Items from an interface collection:

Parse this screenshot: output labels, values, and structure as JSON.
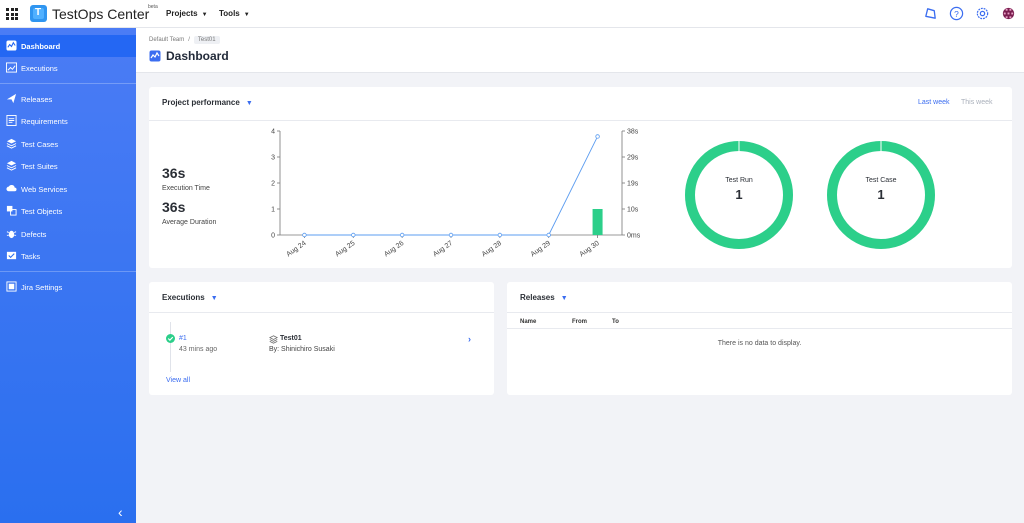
{
  "topbar": {
    "brand": "TestOps Center",
    "beta": "beta",
    "menus": [
      {
        "label": "Projects"
      },
      {
        "label": "Tools"
      }
    ],
    "icons": [
      "notification-icon",
      "help-icon",
      "settings-icon",
      "user-avatar-icon"
    ]
  },
  "sidebar": {
    "items": [
      {
        "label": "Dashboard",
        "icon": "dashboard-icon",
        "active": true
      },
      {
        "label": "Executions",
        "icon": "executions-icon"
      },
      {
        "label": "Releases",
        "icon": "releases-icon"
      },
      {
        "label": "Requirements",
        "icon": "requirements-icon"
      },
      {
        "label": "Test Cases",
        "icon": "test-cases-icon"
      },
      {
        "label": "Test Suites",
        "icon": "test-suites-icon"
      },
      {
        "label": "Web Services",
        "icon": "web-services-icon"
      },
      {
        "label": "Test Objects",
        "icon": "test-objects-icon"
      },
      {
        "label": "Defects",
        "icon": "defects-icon"
      },
      {
        "label": "Tasks",
        "icon": "tasks-icon"
      },
      {
        "label": "Jira Settings",
        "icon": "jira-icon"
      }
    ],
    "collapse_glyph": "‹"
  },
  "header": {
    "breadcrumb": [
      "Default Team",
      "Test01"
    ],
    "breadcrumb_sep": "/",
    "title": "Dashboard"
  },
  "performance": {
    "title": "Project performance",
    "tabs": {
      "last_week": "Last week",
      "this_week": "This week"
    },
    "execution_time": "36s",
    "execution_time_label": "Execution Time",
    "average_duration": "36s",
    "average_duration_label": "Average Duration",
    "donuts": [
      {
        "label": "Test Run",
        "value": "1",
        "fraction": 1.0
      },
      {
        "label": "Test Case",
        "value": "1",
        "fraction": 1.0
      }
    ]
  },
  "executions": {
    "title": "Executions",
    "items": [
      {
        "number": "#1",
        "ago": "43 mins ago",
        "name": "Test01",
        "by": "By: Shinichiro Susaki"
      }
    ],
    "view_all": "View all"
  },
  "releases": {
    "title": "Releases",
    "columns": [
      "Name",
      "From",
      "To"
    ],
    "empty": "There is no data to display."
  },
  "colors": {
    "accent": "#3b6df0",
    "success": "#2ccf8a",
    "sidebar": "#3f7af4"
  },
  "chart_data": {
    "type": "bar",
    "categories": [
      "Aug 24",
      "Aug 25",
      "Aug 26",
      "Aug 27",
      "Aug 28",
      "Aug 29",
      "Aug 30"
    ],
    "series": [
      {
        "type": "bar",
        "axis": "left",
        "values": [
          0,
          0,
          0,
          0,
          0,
          0,
          1
        ]
      },
      {
        "type": "line",
        "axis": "right",
        "values": [
          0,
          0,
          0,
          0,
          0,
          0,
          36
        ]
      }
    ],
    "y_left": {
      "ticks": [
        "0",
        "1",
        "2",
        "3",
        "4"
      ],
      "range": [
        0,
        4
      ]
    },
    "y_right": {
      "ticks": [
        "0ms",
        "10s",
        "19s",
        "29s",
        "38s"
      ],
      "range": [
        0,
        38
      ]
    },
    "grid": false
  }
}
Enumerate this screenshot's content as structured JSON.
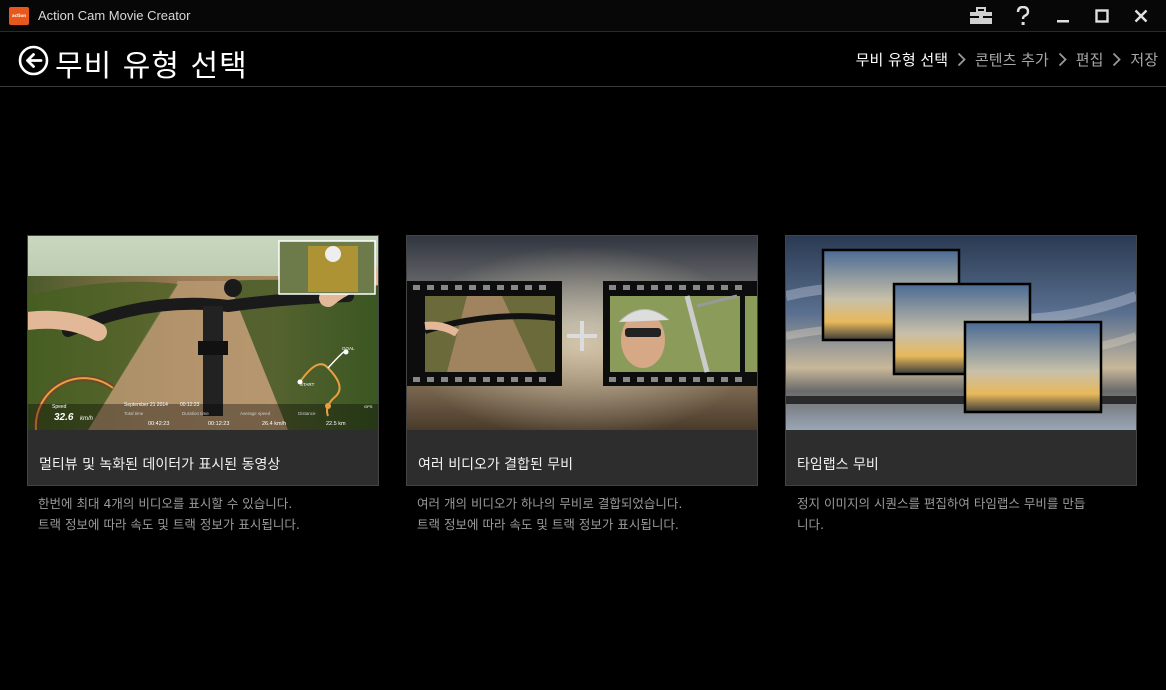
{
  "window": {
    "logo_text": "action",
    "title": "Action Cam Movie Creator"
  },
  "header": {
    "page_title": "무비 유형 선택",
    "steps": [
      {
        "label": "무비 유형 선택",
        "active": true
      },
      {
        "label": "콘텐츠 추가",
        "active": false
      },
      {
        "label": "편집",
        "active": false
      },
      {
        "label": "저장",
        "active": false
      }
    ]
  },
  "cards": [
    {
      "label": "멀티뷰 및 녹화된 데이터가 표시된 동영상",
      "desc_line1": "한번에 최대 4개의 비디오를 표시할 수 있습니다.",
      "desc_line2": "트랙 정보에 따라 속도 및 트랙 정보가 표시됩니다.",
      "overlay": {
        "speed_label": "Speed",
        "speed_value": "32.6",
        "speed_unit": "km/h",
        "date": "September 21 2014",
        "clock": "00:12:23",
        "total_time_label": "Total time",
        "total_time": "00:42:23",
        "duration_label": "Duration time",
        "duration": "00:12:23",
        "avg_speed_label": "Average speed",
        "avg_speed": "26.4 km/h",
        "distance_label": "Distance",
        "distance": "22.5 km",
        "goal_label": "GOAL",
        "start_label": "START",
        "gps_label": "GPS"
      }
    },
    {
      "label": "여러 비디오가 결합된 무비",
      "desc_line1": "여러 개의 비디오가 하나의 무비로 결합되었습니다.",
      "desc_line2": "트랙 정보에 따라 속도 및 트랙 정보가 표시됩니다."
    },
    {
      "label": "타임랩스 무비",
      "desc_line1": "정지 이미지의 시퀀스를 편집하여 타임랩스 무비를 만듭",
      "desc_line2": "니다."
    }
  ],
  "colors": {
    "background": "#000000",
    "card": "#2d2d2d",
    "logo": "#e8581c",
    "route": "#e8a040"
  },
  "icons": [
    "toolbox-icon",
    "help-icon",
    "minimize-icon",
    "maximize-icon",
    "close-icon",
    "back-arrow-icon",
    "chevron-right-icon"
  ]
}
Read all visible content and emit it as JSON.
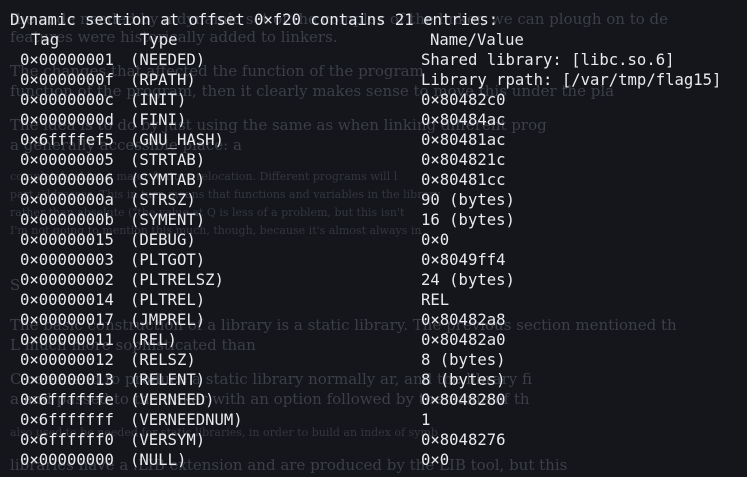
{
  "title": "Dynamic section at offset 0×f20 contains 21 entries:",
  "headers": {
    "tag": "Tag",
    "type": "Type",
    "value": "Name/Value"
  },
  "entries": [
    {
      "tag": "0×00000001",
      "type": "(NEEDED)",
      "value": "Shared library: [libc.so.6]"
    },
    {
      "tag": "0×0000000f",
      "type": "(RPATH)",
      "value": "Library rpath: [/var/tmp/flag15]"
    },
    {
      "tag": "0×0000000c",
      "type": "(INIT)",
      "value": "0×80482c0"
    },
    {
      "tag": "0×0000000d",
      "type": "(FINI)",
      "value": "0×80484ac"
    },
    {
      "tag": "0×6ffffef5",
      "type": "(GNU_HASH)",
      "value": "0×80481ac"
    },
    {
      "tag": "0×00000005",
      "type": "(STRTAB)",
      "value": "0×804821c"
    },
    {
      "tag": "0×00000006",
      "type": "(SYMTAB)",
      "value": "0×80481cc"
    },
    {
      "tag": "0×0000000a",
      "type": "(STRSZ)",
      "value": "90 (bytes)"
    },
    {
      "tag": "0×0000000b",
      "type": "(SYMENT)",
      "value": "16 (bytes)"
    },
    {
      "tag": "0×00000015",
      "type": "(DEBUG)",
      "value": "0×0"
    },
    {
      "tag": "0×00000003",
      "type": "(PLTGOT)",
      "value": "0×8049ff4"
    },
    {
      "tag": "0×00000002",
      "type": "(PLTRELSZ)",
      "value": "24 (bytes)"
    },
    {
      "tag": "0×00000014",
      "type": "(PLTREL)",
      "value": "REL"
    },
    {
      "tag": "0×00000017",
      "type": "(JMPREL)",
      "value": "0×80482a8"
    },
    {
      "tag": "0×00000011",
      "type": "(REL)",
      "value": "0×80482a0"
    },
    {
      "tag": "0×00000012",
      "type": "(RELSZ)",
      "value": "8 (bytes)"
    },
    {
      "tag": "0×00000013",
      "type": "(RELENT)",
      "value": "8 (bytes)"
    },
    {
      "tag": "0×6ffffffe",
      "type": "(VERNEED)",
      "value": "0×8048280"
    },
    {
      "tag": "0×6fffffff",
      "type": "(VERNEEDNUM)",
      "value": "1"
    },
    {
      "tag": "0×6ffffff0",
      "type": "(VERSYM)",
      "value": "0×8048276"
    },
    {
      "tag": "0×00000000",
      "type": "(NULL)",
      "value": "0×0"
    }
  ],
  "background_article": {
    "lines": [
      "the code needed by a dynamic set of the complex of the linker, we can plough on to de",
      "features were historically added to linkers.",
      "The changes that affected the function of the program",
      "function of the program, then it clearly makes sense to move this under the pla",
      "The idea is to do by just using the same as when linking different prog",
      "a generally accessible place: a",
      "completely skips a major feature relocation. Different programs will l",
      "part addresses. This in turn means that functions and variables in the library",
      "rather than absolute (\"the value at Q is less of a problem, but this isn't",
      "I'm not going to mention this much, though, because it's almost always in",
      "S",
      "The basic construction of a library is a static library. The previous section mentioned th",
      "L much more sophisticated than",
      "C command to produce a static library normally ar, and the library fi",
      "a and passed to the linker with an option followed by the name of th",
      "also used to be needed for static libraries, in order to build an index of symb",
      "libraries have a .LIB extension and are produced by the LIB tool, but this"
    ]
  }
}
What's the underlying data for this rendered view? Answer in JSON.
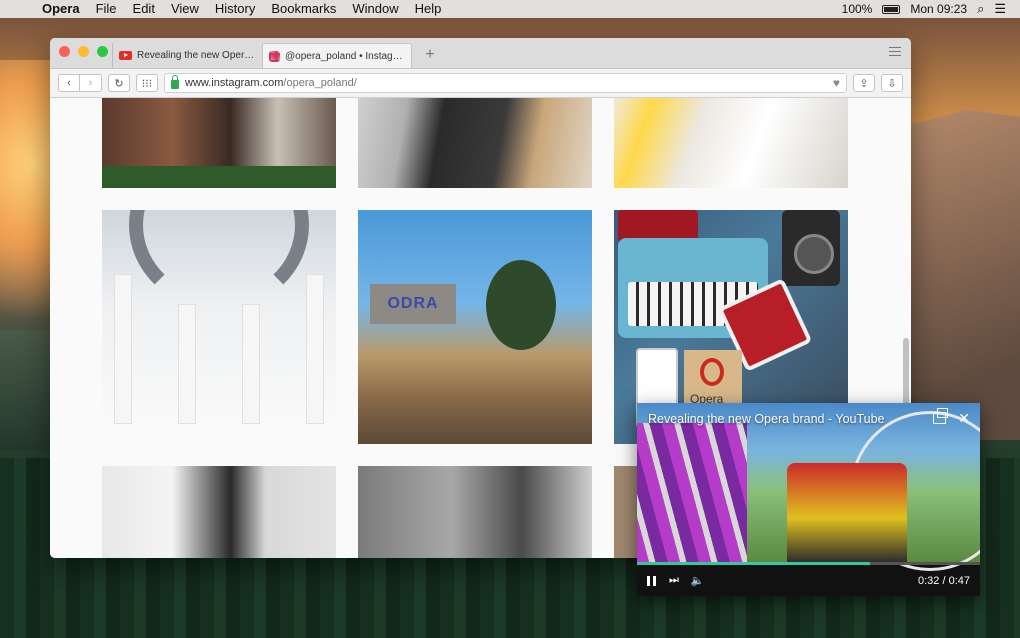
{
  "menubar": {
    "apple_glyph": "",
    "app_name": "Opera",
    "menus": [
      "File",
      "Edit",
      "View",
      "History",
      "Bookmarks",
      "Window",
      "Help"
    ],
    "battery": "100%",
    "clock": "Mon 09:23"
  },
  "browser": {
    "tabs": [
      {
        "title": "Revealing the new Opera brand",
        "favicon": "youtube-icon"
      },
      {
        "title": "@opera_poland • Instagram p",
        "favicon": "instagram-icon"
      }
    ],
    "new_tab_glyph": "+",
    "url_domain": "www.instagram.com",
    "url_path": "/opera_poland/",
    "back_glyph": "‹",
    "forward_glyph": "›",
    "reload_glyph": "↻",
    "heart_glyph": "♥",
    "grid_glyph": "⁝⁝⁝"
  },
  "grid": {
    "photos": [
      "bakery-kitchen-photo",
      "person-at-desk-photo",
      "sketchbook-desk-photo",
      "museum-hall-photo",
      "riverside-bar-photo",
      "typewriter-flatlay-photo",
      "window-studio-photo",
      "wine-glass-photo",
      "partial-photo"
    ],
    "graffiti_text": "ODRA",
    "opera_card_text": "Opera"
  },
  "video": {
    "title": "Revealing the new Opera brand - YouTube",
    "current_time": "0:32",
    "duration": "0:47",
    "time_display": "0:32 / 0:47",
    "progress": 0.68,
    "close_glyph": "✕",
    "next_glyph": "⏭",
    "volume_glyph": "🔈",
    "progress_color": "#36c6a2"
  }
}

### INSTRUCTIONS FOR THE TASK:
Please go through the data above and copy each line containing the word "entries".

### SOLUTION:
  "title": "Dynamic section at offset 0×f20 contains 21 entries:",
  "entries": [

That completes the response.